prescribes a potion to bolster the Cowardly Lion's courage. Alcohol has traditionally been referred to as "liquid courage," but, of course, its fortifying effects last only as long as intoxication. Psychiatric medications (see my prior post
)--many of which, whether recognized or not by physicians, are external sources of "biochemical courage"-- are widely prescribed today for depression, phobias, anxiety disorders, psychosis and other fundamentally discouragement-related symptoms and syndromes. (See my prior post
on "clinical despair.") In the positive sense, these drugs can, for many, temporarily provide the courage to survive devastating traumas and deal with reality rather than escaping from it. But ultimately, courage must be discovered internally, and seems to spring from a place in us we previously never knew existed, some secret reservoir or inner source of strength, sustenance and steeliness in the face of life's inevitable catastrophes, frustrations and disappointments.

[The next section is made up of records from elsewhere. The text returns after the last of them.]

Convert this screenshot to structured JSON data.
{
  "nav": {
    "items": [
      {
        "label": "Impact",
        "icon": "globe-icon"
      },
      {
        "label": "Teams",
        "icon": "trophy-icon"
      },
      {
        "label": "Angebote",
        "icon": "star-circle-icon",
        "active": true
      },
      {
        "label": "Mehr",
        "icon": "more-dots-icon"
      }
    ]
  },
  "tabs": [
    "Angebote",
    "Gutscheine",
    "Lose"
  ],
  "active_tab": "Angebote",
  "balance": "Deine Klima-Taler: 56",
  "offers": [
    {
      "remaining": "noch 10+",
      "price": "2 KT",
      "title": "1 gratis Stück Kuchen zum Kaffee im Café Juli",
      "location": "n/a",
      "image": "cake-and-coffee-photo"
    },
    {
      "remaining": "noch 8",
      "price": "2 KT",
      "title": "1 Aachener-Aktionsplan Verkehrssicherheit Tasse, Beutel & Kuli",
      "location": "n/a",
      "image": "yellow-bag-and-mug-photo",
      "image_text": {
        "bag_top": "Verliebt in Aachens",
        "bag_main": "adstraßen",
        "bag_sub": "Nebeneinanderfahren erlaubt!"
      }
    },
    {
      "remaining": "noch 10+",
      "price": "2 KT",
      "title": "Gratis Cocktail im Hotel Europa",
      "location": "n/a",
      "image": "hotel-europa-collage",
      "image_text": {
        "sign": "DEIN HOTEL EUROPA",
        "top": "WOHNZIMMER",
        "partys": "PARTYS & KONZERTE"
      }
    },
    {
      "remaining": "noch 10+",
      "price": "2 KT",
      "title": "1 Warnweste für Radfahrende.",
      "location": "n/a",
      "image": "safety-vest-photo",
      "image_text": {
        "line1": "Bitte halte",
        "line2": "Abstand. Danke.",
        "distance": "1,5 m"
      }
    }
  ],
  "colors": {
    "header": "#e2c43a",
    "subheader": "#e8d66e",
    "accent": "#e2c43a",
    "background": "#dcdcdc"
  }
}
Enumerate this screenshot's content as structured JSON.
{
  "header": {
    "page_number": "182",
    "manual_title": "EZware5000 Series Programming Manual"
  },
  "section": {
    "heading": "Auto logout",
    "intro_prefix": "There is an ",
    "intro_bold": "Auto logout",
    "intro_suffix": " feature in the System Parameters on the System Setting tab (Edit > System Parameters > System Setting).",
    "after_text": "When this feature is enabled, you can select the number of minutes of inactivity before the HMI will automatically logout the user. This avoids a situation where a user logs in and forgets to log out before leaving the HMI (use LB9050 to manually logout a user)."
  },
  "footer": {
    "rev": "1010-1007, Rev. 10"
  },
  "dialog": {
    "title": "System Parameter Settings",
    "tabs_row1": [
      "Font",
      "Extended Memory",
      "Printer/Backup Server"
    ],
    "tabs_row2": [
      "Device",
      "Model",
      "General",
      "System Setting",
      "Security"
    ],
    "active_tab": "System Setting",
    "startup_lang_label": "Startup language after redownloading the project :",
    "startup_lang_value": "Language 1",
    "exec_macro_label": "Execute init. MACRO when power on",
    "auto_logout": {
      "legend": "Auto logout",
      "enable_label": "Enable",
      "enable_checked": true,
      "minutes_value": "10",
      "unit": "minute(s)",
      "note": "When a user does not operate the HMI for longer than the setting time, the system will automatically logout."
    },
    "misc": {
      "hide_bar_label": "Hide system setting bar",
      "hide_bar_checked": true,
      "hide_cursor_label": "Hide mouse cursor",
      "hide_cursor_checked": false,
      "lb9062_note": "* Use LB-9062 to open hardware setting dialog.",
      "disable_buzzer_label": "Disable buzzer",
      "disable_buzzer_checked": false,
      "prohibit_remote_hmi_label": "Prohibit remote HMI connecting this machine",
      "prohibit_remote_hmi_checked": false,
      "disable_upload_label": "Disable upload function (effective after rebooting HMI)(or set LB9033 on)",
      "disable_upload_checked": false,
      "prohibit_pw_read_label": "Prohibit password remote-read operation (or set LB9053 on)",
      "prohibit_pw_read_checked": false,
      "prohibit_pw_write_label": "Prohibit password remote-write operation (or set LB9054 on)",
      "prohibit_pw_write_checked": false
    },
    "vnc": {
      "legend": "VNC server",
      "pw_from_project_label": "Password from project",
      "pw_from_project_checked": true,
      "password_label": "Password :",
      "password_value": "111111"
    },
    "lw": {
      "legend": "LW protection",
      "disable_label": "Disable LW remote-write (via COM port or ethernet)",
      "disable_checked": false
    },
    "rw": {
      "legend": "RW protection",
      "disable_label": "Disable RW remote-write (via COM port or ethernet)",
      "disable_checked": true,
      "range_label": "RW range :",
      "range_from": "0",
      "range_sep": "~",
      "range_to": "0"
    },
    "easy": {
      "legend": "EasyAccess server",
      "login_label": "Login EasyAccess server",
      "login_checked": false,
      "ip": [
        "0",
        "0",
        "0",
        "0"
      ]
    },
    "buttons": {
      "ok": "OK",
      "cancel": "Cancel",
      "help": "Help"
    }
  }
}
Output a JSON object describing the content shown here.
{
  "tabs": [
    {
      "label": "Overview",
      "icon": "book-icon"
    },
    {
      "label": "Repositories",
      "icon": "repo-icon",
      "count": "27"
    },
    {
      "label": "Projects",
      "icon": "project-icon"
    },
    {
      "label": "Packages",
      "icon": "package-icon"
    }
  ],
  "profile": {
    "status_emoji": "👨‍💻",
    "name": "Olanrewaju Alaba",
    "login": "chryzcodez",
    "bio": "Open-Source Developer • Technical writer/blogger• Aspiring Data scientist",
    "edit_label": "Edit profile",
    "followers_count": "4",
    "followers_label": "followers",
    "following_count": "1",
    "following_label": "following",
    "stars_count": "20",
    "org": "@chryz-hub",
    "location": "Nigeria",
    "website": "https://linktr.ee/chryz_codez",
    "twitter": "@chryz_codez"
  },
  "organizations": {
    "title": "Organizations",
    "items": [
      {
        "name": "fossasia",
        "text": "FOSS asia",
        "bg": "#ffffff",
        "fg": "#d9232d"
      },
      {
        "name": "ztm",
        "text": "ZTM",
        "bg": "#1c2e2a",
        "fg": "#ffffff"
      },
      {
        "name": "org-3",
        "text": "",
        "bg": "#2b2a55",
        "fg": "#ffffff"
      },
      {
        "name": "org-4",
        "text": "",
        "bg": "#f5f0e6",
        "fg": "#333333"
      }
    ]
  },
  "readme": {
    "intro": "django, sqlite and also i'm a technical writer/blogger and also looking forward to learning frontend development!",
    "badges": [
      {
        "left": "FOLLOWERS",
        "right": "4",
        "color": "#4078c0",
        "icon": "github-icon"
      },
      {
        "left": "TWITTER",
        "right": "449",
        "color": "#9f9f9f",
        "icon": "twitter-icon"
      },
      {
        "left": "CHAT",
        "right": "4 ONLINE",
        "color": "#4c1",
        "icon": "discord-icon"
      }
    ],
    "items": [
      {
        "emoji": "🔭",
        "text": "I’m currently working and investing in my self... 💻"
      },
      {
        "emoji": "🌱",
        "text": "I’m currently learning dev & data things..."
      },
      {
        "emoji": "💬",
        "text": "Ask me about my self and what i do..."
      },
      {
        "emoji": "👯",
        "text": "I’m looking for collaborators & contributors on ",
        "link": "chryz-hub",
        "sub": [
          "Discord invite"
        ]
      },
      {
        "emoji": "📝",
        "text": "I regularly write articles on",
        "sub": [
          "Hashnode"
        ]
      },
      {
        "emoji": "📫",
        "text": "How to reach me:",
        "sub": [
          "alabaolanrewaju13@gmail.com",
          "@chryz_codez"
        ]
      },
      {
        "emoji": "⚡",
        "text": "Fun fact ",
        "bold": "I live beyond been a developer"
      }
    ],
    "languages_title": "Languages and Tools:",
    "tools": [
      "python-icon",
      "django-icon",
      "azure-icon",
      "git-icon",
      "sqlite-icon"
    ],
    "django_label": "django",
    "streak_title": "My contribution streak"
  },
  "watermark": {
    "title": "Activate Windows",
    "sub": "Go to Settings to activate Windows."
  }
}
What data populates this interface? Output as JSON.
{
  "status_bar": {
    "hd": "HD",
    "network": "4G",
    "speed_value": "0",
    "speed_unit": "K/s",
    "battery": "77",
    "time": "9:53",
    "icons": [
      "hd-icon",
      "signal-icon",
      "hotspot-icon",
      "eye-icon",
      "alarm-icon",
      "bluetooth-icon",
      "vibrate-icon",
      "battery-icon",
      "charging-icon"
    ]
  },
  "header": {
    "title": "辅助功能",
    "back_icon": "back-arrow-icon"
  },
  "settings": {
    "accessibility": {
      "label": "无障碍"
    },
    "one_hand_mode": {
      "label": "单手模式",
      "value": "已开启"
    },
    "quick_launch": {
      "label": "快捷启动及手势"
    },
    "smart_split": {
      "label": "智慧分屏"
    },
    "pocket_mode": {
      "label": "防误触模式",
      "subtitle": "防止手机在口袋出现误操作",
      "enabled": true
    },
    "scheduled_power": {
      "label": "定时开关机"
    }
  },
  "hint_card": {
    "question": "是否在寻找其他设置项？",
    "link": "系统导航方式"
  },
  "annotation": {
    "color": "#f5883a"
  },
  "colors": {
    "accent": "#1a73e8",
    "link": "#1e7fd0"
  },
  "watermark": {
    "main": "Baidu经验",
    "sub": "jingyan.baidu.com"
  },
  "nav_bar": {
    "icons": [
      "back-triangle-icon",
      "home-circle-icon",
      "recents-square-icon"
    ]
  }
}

In the final analysis, courage is essentially an existential choice. Courage is the empowering experience of a decision to stand up and withstand the "slings and arrows of outrageous fortune." And, when wounded or knocked down, to pick oneself up, dust oneself off, and "keep on keepin' on." A choice to stand and fight when appropriate rather than run. To tolerate or attack rather than cower and withdraw. To persevere rather than quit. To act with integrity rather than expedience. To take responsibility rather than slough it off. To embrace reality rather than retreat from it. To move forward in life rather than regress or stagnate. To create rather than destroy. To love rather than hate. To deal with one's demons rather than not. To consciously face the existential facts of suffering, infirmity and death rather than denying them. If truth be told, the archetypal virtue of courage--true courage rather than mere bravado--is a prime determinant of what we do with life. And what we don't do with it. And of how we feel about ourselves. Like the Cowardly Lion, who constantly looks for courage outside himself, we may already be more courageous, more heroic, than we imagine. Acknowledging our past acts of courage, tapping into our innate capacity to be courageous, and seeking professional encouragement (psychotherapy, though see my prior post on psychotherapy addiction) when needed is a constructive means of marshaling the requisite courage to face the sometimes daunting past, present and future, whatever it may bring.